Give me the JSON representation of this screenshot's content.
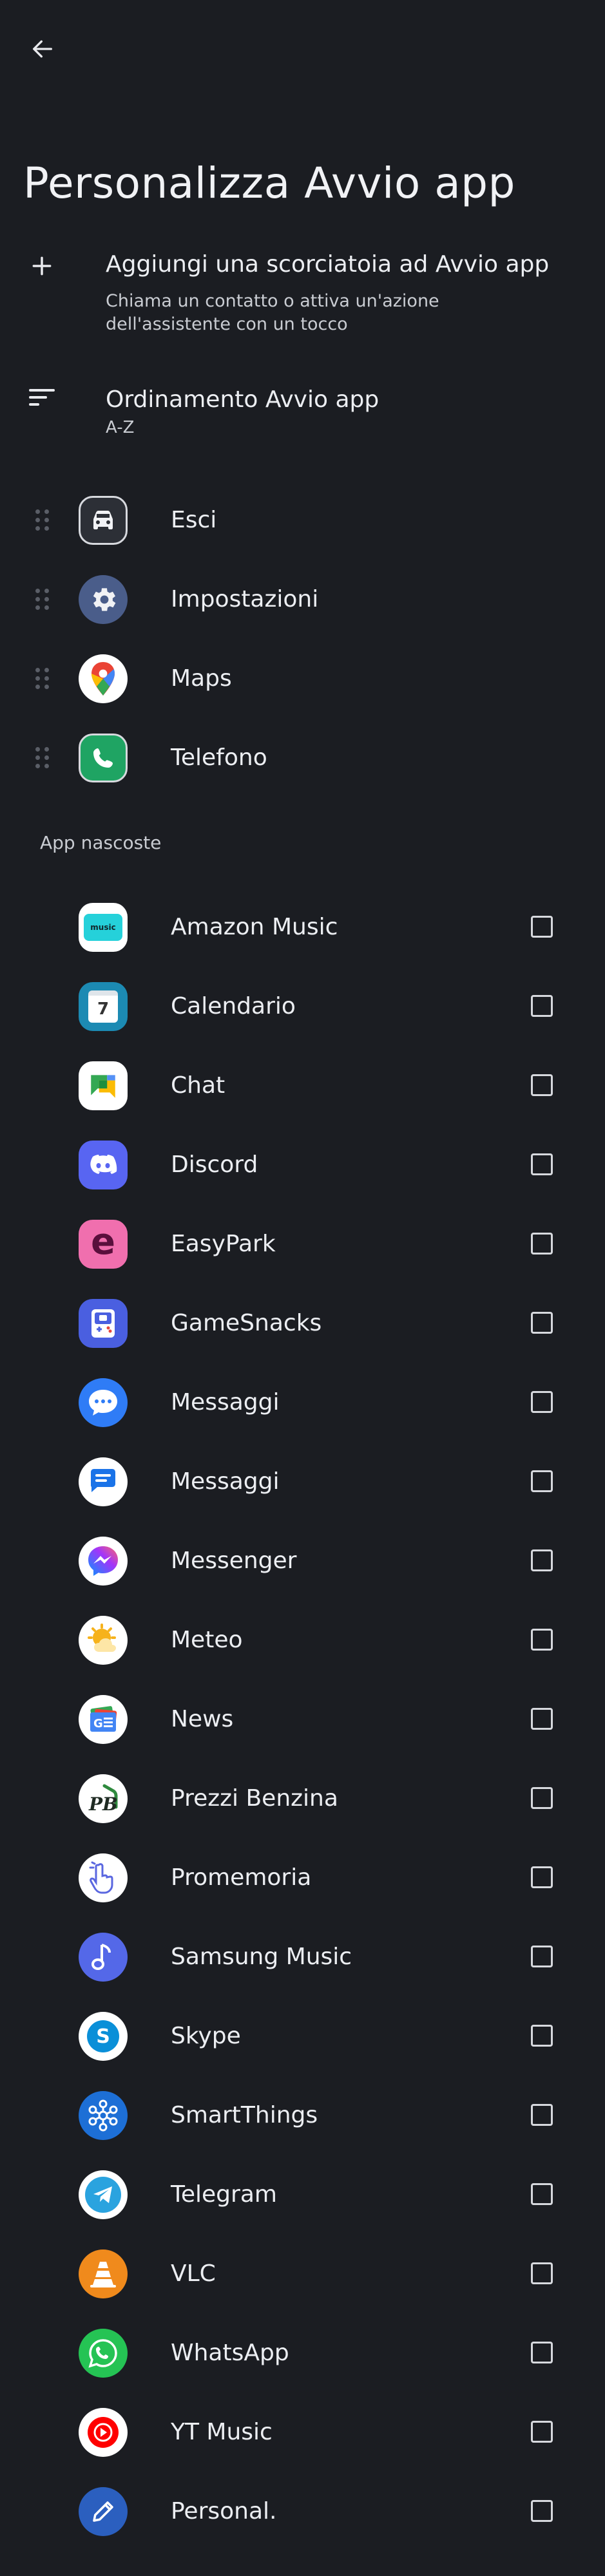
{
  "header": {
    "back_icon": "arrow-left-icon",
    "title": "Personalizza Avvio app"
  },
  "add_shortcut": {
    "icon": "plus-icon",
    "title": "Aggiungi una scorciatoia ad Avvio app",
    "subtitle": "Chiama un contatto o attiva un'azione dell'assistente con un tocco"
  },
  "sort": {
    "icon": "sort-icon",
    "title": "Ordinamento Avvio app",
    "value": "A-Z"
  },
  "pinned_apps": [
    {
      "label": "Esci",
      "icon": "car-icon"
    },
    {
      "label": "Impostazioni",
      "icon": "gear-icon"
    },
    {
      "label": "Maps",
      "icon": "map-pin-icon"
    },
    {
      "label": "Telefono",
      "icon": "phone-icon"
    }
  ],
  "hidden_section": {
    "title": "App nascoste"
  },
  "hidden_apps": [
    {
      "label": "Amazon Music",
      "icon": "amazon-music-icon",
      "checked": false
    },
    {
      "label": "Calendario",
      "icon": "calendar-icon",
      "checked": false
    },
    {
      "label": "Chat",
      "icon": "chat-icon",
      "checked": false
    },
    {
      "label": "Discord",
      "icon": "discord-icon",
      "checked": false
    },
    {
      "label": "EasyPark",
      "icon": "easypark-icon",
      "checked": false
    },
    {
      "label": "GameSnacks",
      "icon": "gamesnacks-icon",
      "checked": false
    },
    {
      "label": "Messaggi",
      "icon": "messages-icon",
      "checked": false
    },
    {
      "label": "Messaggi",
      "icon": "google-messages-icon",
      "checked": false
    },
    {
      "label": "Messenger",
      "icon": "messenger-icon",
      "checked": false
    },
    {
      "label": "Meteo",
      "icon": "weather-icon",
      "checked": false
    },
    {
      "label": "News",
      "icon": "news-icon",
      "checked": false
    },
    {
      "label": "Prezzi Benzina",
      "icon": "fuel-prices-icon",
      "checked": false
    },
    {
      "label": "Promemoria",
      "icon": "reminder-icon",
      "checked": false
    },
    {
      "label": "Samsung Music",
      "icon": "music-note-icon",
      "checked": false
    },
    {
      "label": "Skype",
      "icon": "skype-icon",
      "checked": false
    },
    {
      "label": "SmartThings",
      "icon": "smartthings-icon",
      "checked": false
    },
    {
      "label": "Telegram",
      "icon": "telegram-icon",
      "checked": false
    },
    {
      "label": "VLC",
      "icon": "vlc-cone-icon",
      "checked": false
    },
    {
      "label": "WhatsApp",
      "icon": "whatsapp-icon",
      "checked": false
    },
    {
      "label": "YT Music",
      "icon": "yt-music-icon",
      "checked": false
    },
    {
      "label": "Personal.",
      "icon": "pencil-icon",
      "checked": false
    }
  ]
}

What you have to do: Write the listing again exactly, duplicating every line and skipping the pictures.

Response area:
Give me the JSON representation of this screenshot's content.
{
  "header": {
    "back_icon": "arrow-left-icon",
    "title": "Personalizza Avvio app"
  },
  "add_shortcut": {
    "icon": "plus-icon",
    "title": "Aggiungi una scorciatoia ad Avvio app",
    "subtitle": "Chiama un contatto o attiva un'azione dell'assistente con un tocco"
  },
  "sort": {
    "icon": "sort-icon",
    "title": "Ordinamento Avvio app",
    "value": "A-Z"
  },
  "pinned_apps": [
    {
      "label": "Esci",
      "icon": "car-icon"
    },
    {
      "label": "Impostazioni",
      "icon": "gear-icon"
    },
    {
      "label": "Maps",
      "icon": "map-pin-icon"
    },
    {
      "label": "Telefono",
      "icon": "phone-icon"
    }
  ],
  "hidden_section": {
    "title": "App nascoste"
  },
  "hidden_apps": [
    {
      "label": "Amazon Music",
      "icon": "amazon-music-icon",
      "checked": false
    },
    {
      "label": "Calendario",
      "icon": "calendar-icon",
      "checked": false
    },
    {
      "label": "Chat",
      "icon": "chat-icon",
      "checked": false
    },
    {
      "label": "Discord",
      "icon": "discord-icon",
      "checked": false
    },
    {
      "label": "EasyPark",
      "icon": "easypark-icon",
      "checked": false
    },
    {
      "label": "GameSnacks",
      "icon": "gamesnacks-icon",
      "checked": false
    },
    {
      "label": "Messaggi",
      "icon": "messages-icon",
      "checked": false
    },
    {
      "label": "Messaggi",
      "icon": "google-messages-icon",
      "checked": false
    },
    {
      "label": "Messenger",
      "icon": "messenger-icon",
      "checked": false
    },
    {
      "label": "Meteo",
      "icon": "weather-icon",
      "checked": false
    },
    {
      "label": "News",
      "icon": "news-icon",
      "checked": false
    },
    {
      "label": "Prezzi Benzina",
      "icon": "fuel-prices-icon",
      "checked": false
    },
    {
      "label": "Promemoria",
      "icon": "reminder-icon",
      "checked": false
    },
    {
      "label": "Samsung Music",
      "icon": "music-note-icon",
      "checked": false
    },
    {
      "label": "Skype",
      "icon": "skype-icon",
      "checked": false
    },
    {
      "label": "SmartThings",
      "icon": "smartthings-icon",
      "checked": false
    },
    {
      "label": "Telegram",
      "icon": "telegram-icon",
      "checked": false
    },
    {
      "label": "VLC",
      "icon": "vlc-cone-icon",
      "checked": false
    },
    {
      "label": "WhatsApp",
      "icon": "whatsapp-icon",
      "checked": false
    },
    {
      "label": "YT Music",
      "icon": "yt-music-icon",
      "checked": false
    },
    {
      "label": "Personal.",
      "icon": "pencil-icon",
      "checked": false
    }
  ]
}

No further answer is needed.